The Tri-Council Policy is a world model for ethical academic research.  Chapter ten of the policy is dedicated to offering guidelines regarding research with Indigenous communities and people.  Interestingly, the Tri-Council Policy clearly states that it does not override or replace the ethical guidelines that sovereign Indigenous Nations have in place – both oral and written.  As such, in many situations it is necessary for researchers to undergo two research ethics review processes before moving ahead in their research.  The Mi’kmaw Ethics Watch is one such Indigenous body which assures Mi’kmaw Indigenous knowledge is both respected, and protected from outsiders doing harmful and interfering research.

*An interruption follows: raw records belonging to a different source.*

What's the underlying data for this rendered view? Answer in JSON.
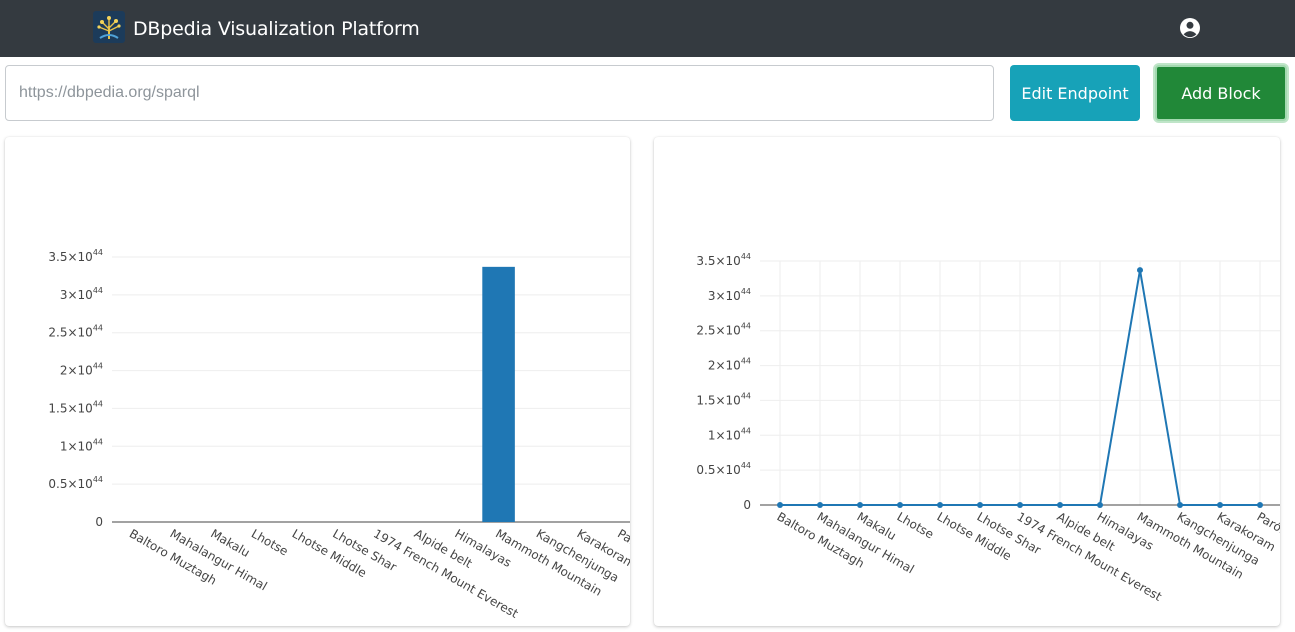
{
  "navbar": {
    "brand": "DBpedia Visualization Platform",
    "logo_icon": "dbpedia-tree-logo",
    "user_icon": "user-circle-icon",
    "background": "#343a40"
  },
  "endpoint": {
    "placeholder": "https://dbpedia.org/sparql",
    "value": ""
  },
  "toolbar": {
    "edit_endpoint_label": "Edit Endpoint",
    "add_block_label": "Add Block",
    "edit_color": "#17a2b8",
    "add_color": "#218838"
  },
  "chart_data": [
    {
      "type": "bar",
      "title": "",
      "xlabel": "",
      "ylabel": "",
      "categories": [
        "Baltoro Muztagh",
        "Mahalangur Himal",
        "Makalu",
        "Lhotse",
        "Lhotse Middle",
        "Lhotse Shar",
        "1974 French Mount Everest",
        "Alpide belt",
        "Himalayas",
        "Mammoth Mountain",
        "Kangchenjunga",
        "Karakoram",
        "Parón"
      ],
      "values": [
        0,
        0,
        0,
        0,
        0,
        0,
        0,
        0,
        0,
        3.37e+44,
        0,
        0,
        0
      ],
      "ylim": [
        0,
        3.5e+44
      ],
      "yticks": [
        0,
        5e+43,
        1e+44,
        1.5e+44,
        2e+44,
        2.5e+44,
        3e+44,
        3.5e+44
      ],
      "ytick_labels": [
        {
          "mantissa": "0",
          "exp": ""
        },
        {
          "mantissa": "0.5×10",
          "exp": "44"
        },
        {
          "mantissa": "1×10",
          "exp": "44"
        },
        {
          "mantissa": "1.5×10",
          "exp": "44"
        },
        {
          "mantissa": "2×10",
          "exp": "44"
        },
        {
          "mantissa": "2.5×10",
          "exp": "44"
        },
        {
          "mantissa": "3×10",
          "exp": "44"
        },
        {
          "mantissa": "3.5×10",
          "exp": "44"
        }
      ],
      "grid": true,
      "color": "#1f77b4"
    },
    {
      "type": "line",
      "title": "",
      "xlabel": "",
      "ylabel": "",
      "categories": [
        "Baltoro Muztagh",
        "Mahalangur Himal",
        "Makalu",
        "Lhotse",
        "Lhotse Middle",
        "Lhotse Shar",
        "1974 French Mount Everest",
        "Alpide belt",
        "Himalayas",
        "Mammoth Mountain",
        "Kangchenjunga",
        "Karakoram",
        "Parón"
      ],
      "values": [
        0,
        0,
        0,
        0,
        0,
        0,
        0,
        0,
        0,
        3.37e+44,
        0,
        0,
        0
      ],
      "ylim": [
        0,
        3.5e+44
      ],
      "yticks": [
        0,
        5e+43,
        1e+44,
        1.5e+44,
        2e+44,
        2.5e+44,
        3e+44,
        3.5e+44
      ],
      "ytick_labels": [
        {
          "mantissa": "0",
          "exp": ""
        },
        {
          "mantissa": "0.5×10",
          "exp": "44"
        },
        {
          "mantissa": "1×10",
          "exp": "44"
        },
        {
          "mantissa": "1.5×10",
          "exp": "44"
        },
        {
          "mantissa": "2×10",
          "exp": "44"
        },
        {
          "mantissa": "2.5×10",
          "exp": "44"
        },
        {
          "mantissa": "3×10",
          "exp": "44"
        },
        {
          "mantissa": "3.5×10",
          "exp": "44"
        }
      ],
      "grid": true,
      "color": "#1f77b4"
    }
  ]
}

If you are in a cyber-net community conducting research of any kind without the full and informed consent of the people, you are engaging in unethical research practices.  Keep in mind here that community is no longer defined as on the ground.  Rather, it is more broadly defined.  While it may be argued that news reporting research is not bound to the rules of the Tri-Council Policy, but rather the rules of journalism where knowledge and information obtained in public settings such as social media outlets is publishable by law, this rationale is poorly and incorrectly applied to Indigenous communities, Indigenous knowledge, and Indigenous intellectual property.  In this situation the laws and policies of Indigenous Nations − again, both oral and written codes of ethics − override the rules of western journalism.

Further to this, Article 31 of the United Nations Declaration on the Rights of Indigenous Peoples, an international norm that has force, states: “Indigenous peoples have the right to maintain, control, protect and develop their cultural heritage, traditional knowledge and traditional cultural expressions, as well as the manifestations of their sciences, technologies and cultures, including human and genetic resources, seeds, medicines, knowledge of the properties of fauna and flora, oral traditions, literatures, designs, sports and traditional games and visual and performing arts. They also have the right to maintain, control, protect and develop their intellectual property over such cultural heritage, traditional knowledge, and traditional cultural expressions.”

For news reporters to enter into our spaces, communities, cyber-net communities included, and mine our minds and experiences for knowledge, while at the same time not asking Indigenous people for guidance in shaping the research, or asking for guidance in how the research should be disseminated; and further to gain economically from the knowledge yet give nothing back to the people, is unethical.  Furthermore, for a news reporter to argue otherwise based on the rules of western journalism as the rationale that guides their work is unethical, not to mention an oxymoron.  Let’s face it, if you are truly interested in serving Indigenous people, and our needs and our knowledge, it makes no sense to simply ignore our rules and laws of ethics.

Indigenous moral codes operate through an internal locus of control, meaning individuals are socialized in a way where we are expected to govern our own behaviour from the inside, rather than through external apparatus such as police, fines, written laws, courtroom proceedings, and judges.  In situations where a person’s moral code is not working, community members and allies will come forward and tell you where to go, and where precisely to put your desire for knowledge, the goal being to end unethical research.

The Idle No More movement gained currency through the tools of social media.  Our Facebook groups, Facebook Fan Pages, and Facebook Event pages are more than simply places for you to mine for knowledge through your narrow models of research, while at the same time offer nothing back in return for the knowledge.  If you are engaging in this method of research, this is analogous to the colonizer mining Indigenous land for resources where Indigenous communities gain nothing in return.

​​Indigenous Thoughts Network 





​Where the Rivers Meet (WTRM) Website